Many drivers will find it easy to get into a comfortable driving position, and our experience shows that the firm front seats provide ample support even on long drives. Curiously, the optional sport seats don't provide much more lateral support than the standard seats, even with the addition of power-adjustable bolsters.

The compact size of the ATS is a blessing and a curse, as its backseat is smaller than those of most other entry-level luxury sport sedans. These tighter backseat confines aren't necessarily a deal-breaker, but be aware that taller adults will find headroom, shoulder room and legroom in short supply. Likewise, the trunk of the ATS is similarly lacking in space. In spite of its wide opening, it offers just 10.4 cubic feet of capacity, and the base trim does not have folding rear seatbacks.

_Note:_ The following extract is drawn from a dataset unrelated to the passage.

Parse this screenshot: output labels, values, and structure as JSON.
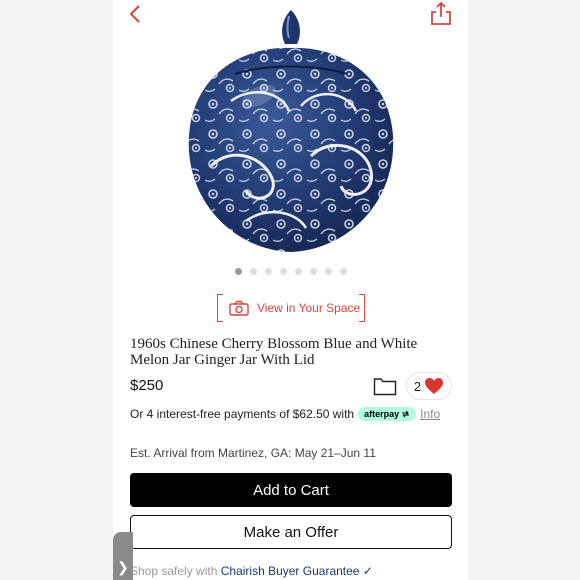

Standard safety features for the 2017 Cadillac ATS include antilock disc brakes, traction control, stability control, active front head restraints, front-seat side and knee airbags, and full-length side curtain airbags. Also standard is OnStar, which includes automatic crash notification, on-demand roadside assistance, remote door unlocking, stolen vehicle assistance and turn-by-turn navigation. A rearview camera is standard on all trims.

A Teen Driver system, which can be used to set and monitor certain vehicle parameters for young drivers, is a new standard feature this year.

The Safety and Security package and the Driver Awareness package both add a blind-spot monitor with rear cross-traffic alert, automatic wipers, automatic high beams, lane departure prevention, a forward collision warning system, and the Safety Alert seat that buzzes the driver seat bottom as an additional form of warning. Also included is a lane-change alert system that detects quickly approaching vehicles in adjacent lanes when the turn signal is activated.

The Driver Assist package bolsters that content with a head-up display, adaptive cruise control, and a forward and rearward collision mitigation system with automatic emergency braking.

In Edmunds brake testing, an ATS 2.0T with summer tires came to a stop from 60 mph in 112 feet, an average distance for this segment. Impressively, an ATS 3.6 stopped in 113 feet despite wearing slipperier all-season tires.

In government crash testing, the ATS received an overall score of five stars out of five, with five stars for overall frontal crash protection and five stars for overall side crash protection.